# EXTRACTED RECORDS:
┌──
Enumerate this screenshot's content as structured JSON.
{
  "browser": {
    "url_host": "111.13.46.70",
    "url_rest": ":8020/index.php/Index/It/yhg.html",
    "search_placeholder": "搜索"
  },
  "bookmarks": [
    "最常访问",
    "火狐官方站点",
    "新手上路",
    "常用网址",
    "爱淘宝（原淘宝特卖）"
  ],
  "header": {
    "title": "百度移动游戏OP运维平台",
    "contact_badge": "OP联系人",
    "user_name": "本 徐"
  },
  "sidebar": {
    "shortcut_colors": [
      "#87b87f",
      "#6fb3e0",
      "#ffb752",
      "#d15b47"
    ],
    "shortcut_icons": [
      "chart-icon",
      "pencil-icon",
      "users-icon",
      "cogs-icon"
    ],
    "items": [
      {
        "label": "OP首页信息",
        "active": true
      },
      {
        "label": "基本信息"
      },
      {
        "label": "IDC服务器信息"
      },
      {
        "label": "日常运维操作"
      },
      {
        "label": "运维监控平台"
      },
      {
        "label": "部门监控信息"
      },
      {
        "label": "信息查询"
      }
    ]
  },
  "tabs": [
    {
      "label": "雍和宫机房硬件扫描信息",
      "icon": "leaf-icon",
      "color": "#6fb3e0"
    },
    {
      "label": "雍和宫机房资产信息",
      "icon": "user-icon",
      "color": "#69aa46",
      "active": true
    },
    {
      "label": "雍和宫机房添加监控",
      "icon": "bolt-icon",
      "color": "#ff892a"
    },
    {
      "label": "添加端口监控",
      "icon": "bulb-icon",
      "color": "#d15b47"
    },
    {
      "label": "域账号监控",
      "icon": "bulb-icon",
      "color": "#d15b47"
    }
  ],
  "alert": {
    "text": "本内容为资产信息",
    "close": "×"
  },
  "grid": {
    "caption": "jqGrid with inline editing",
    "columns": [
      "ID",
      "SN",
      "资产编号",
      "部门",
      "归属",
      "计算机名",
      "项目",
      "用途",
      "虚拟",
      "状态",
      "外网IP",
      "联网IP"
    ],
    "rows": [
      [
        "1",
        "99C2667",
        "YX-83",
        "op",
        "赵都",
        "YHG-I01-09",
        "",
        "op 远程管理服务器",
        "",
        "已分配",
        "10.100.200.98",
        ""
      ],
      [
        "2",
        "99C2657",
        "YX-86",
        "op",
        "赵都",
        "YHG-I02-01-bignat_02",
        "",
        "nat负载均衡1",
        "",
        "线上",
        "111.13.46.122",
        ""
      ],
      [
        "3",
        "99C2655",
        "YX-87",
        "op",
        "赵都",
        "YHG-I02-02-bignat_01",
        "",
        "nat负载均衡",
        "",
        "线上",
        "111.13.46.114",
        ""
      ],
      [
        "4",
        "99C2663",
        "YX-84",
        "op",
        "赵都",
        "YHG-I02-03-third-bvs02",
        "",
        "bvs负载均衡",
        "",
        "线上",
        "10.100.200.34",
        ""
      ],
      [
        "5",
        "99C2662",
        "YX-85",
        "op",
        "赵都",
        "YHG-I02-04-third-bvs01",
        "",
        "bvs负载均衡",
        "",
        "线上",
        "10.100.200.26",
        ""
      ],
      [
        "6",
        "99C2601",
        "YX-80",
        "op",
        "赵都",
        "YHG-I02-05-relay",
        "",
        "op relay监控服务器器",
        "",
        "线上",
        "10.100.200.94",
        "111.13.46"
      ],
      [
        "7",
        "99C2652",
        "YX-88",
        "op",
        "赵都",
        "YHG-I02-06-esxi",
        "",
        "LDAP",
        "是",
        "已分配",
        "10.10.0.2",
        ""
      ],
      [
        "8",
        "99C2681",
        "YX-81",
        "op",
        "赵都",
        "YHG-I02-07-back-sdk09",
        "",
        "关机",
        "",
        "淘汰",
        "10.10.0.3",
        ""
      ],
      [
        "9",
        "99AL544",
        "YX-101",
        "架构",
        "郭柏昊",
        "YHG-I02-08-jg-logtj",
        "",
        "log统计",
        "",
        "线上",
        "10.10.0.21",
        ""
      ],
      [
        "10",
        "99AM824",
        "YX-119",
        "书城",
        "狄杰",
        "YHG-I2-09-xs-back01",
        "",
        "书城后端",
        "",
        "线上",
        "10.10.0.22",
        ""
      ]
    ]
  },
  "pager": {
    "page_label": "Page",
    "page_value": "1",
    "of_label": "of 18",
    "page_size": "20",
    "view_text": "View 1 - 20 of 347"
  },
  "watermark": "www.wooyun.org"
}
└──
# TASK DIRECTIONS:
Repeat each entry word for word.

# SOLUTION FOR THIS TASK:
Enumerate this screenshot's content as structured JSON.
{
  "browser": {
    "url_host": "111.13.46.70",
    "url_rest": ":8020/index.php/Index/It/yhg.html",
    "search_placeholder": "搜索"
  },
  "bookmarks": [
    "最常访问",
    "火狐官方站点",
    "新手上路",
    "常用网址",
    "爱淘宝（原淘宝特卖）"
  ],
  "header": {
    "title": "百度移动游戏OP运维平台",
    "contact_badge": "OP联系人",
    "user_name": "本 徐"
  },
  "sidebar": {
    "shortcut_colors": [
      "#87b87f",
      "#6fb3e0",
      "#ffb752",
      "#d15b47"
    ],
    "shortcut_icons": [
      "chart-icon",
      "pencil-icon",
      "users-icon",
      "cogs-icon"
    ],
    "items": [
      {
        "label": "OP首页信息",
        "active": true
      },
      {
        "label": "基本信息"
      },
      {
        "label": "IDC服务器信息"
      },
      {
        "label": "日常运维操作"
      },
      {
        "label": "运维监控平台"
      },
      {
        "label": "部门监控信息"
      },
      {
        "label": "信息查询"
      }
    ]
  },
  "tabs": [
    {
      "label": "雍和宫机房硬件扫描信息",
      "icon": "leaf-icon",
      "color": "#6fb3e0"
    },
    {
      "label": "雍和宫机房资产信息",
      "icon": "user-icon",
      "color": "#69aa46",
      "active": true
    },
    {
      "label": "雍和宫机房添加监控",
      "icon": "bolt-icon",
      "color": "#ff892a"
    },
    {
      "label": "添加端口监控",
      "icon": "bulb-icon",
      "color": "#d15b47"
    },
    {
      "label": "域账号监控",
      "icon": "bulb-icon",
      "color": "#d15b47"
    }
  ],
  "alert": {
    "text": "本内容为资产信息",
    "close": "×"
  },
  "grid": {
    "caption": "jqGrid with inline editing",
    "columns": [
      "ID",
      "SN",
      "资产编号",
      "部门",
      "归属",
      "计算机名",
      "项目",
      "用途",
      "虚拟",
      "状态",
      "外网IP",
      "联网IP"
    ],
    "rows": [
      [
        "1",
        "99C2667",
        "YX-83",
        "op",
        "赵都",
        "YHG-I01-09",
        "",
        "op 远程管理服务器",
        "",
        "已分配",
        "10.100.200.98",
        ""
      ],
      [
        "2",
        "99C2657",
        "YX-86",
        "op",
        "赵都",
        "YHG-I02-01-bignat_02",
        "",
        "nat负载均衡1",
        "",
        "线上",
        "111.13.46.122",
        ""
      ],
      [
        "3",
        "99C2655",
        "YX-87",
        "op",
        "赵都",
        "YHG-I02-02-bignat_01",
        "",
        "nat负载均衡",
        "",
        "线上",
        "111.13.46.114",
        ""
      ],
      [
        "4",
        "99C2663",
        "YX-84",
        "op",
        "赵都",
        "YHG-I02-03-third-bvs02",
        "",
        "bvs负载均衡",
        "",
        "线上",
        "10.100.200.34",
        ""
      ],
      [
        "5",
        "99C2662",
        "YX-85",
        "op",
        "赵都",
        "YHG-I02-04-third-bvs01",
        "",
        "bvs负载均衡",
        "",
        "线上",
        "10.100.200.26",
        ""
      ],
      [
        "6",
        "99C2601",
        "YX-80",
        "op",
        "赵都",
        "YHG-I02-05-relay",
        "",
        "op relay监控服务器器",
        "",
        "线上",
        "10.100.200.94",
        "111.13.46"
      ],
      [
        "7",
        "99C2652",
        "YX-88",
        "op",
        "赵都",
        "YHG-I02-06-esxi",
        "",
        "LDAP",
        "是",
        "已分配",
        "10.10.0.2",
        ""
      ],
      [
        "8",
        "99C2681",
        "YX-81",
        "op",
        "赵都",
        "YHG-I02-07-back-sdk09",
        "",
        "关机",
        "",
        "淘汰",
        "10.10.0.3",
        ""
      ],
      [
        "9",
        "99AL544",
        "YX-101",
        "架构",
        "郭柏昊",
        "YHG-I02-08-jg-logtj",
        "",
        "log统计",
        "",
        "线上",
        "10.10.0.21",
        ""
      ],
      [
        "10",
        "99AM824",
        "YX-119",
        "书城",
        "狄杰",
        "YHG-I2-09-xs-back01",
        "",
        "书城后端",
        "",
        "线上",
        "10.10.0.22",
        ""
      ]
    ]
  },
  "pager": {
    "page_label": "Page",
    "page_value": "1",
    "of_label": "of 18",
    "page_size": "20",
    "view_text": "View 1 - 20 of 347"
  },
  "watermark": "www.wooyun.org"
}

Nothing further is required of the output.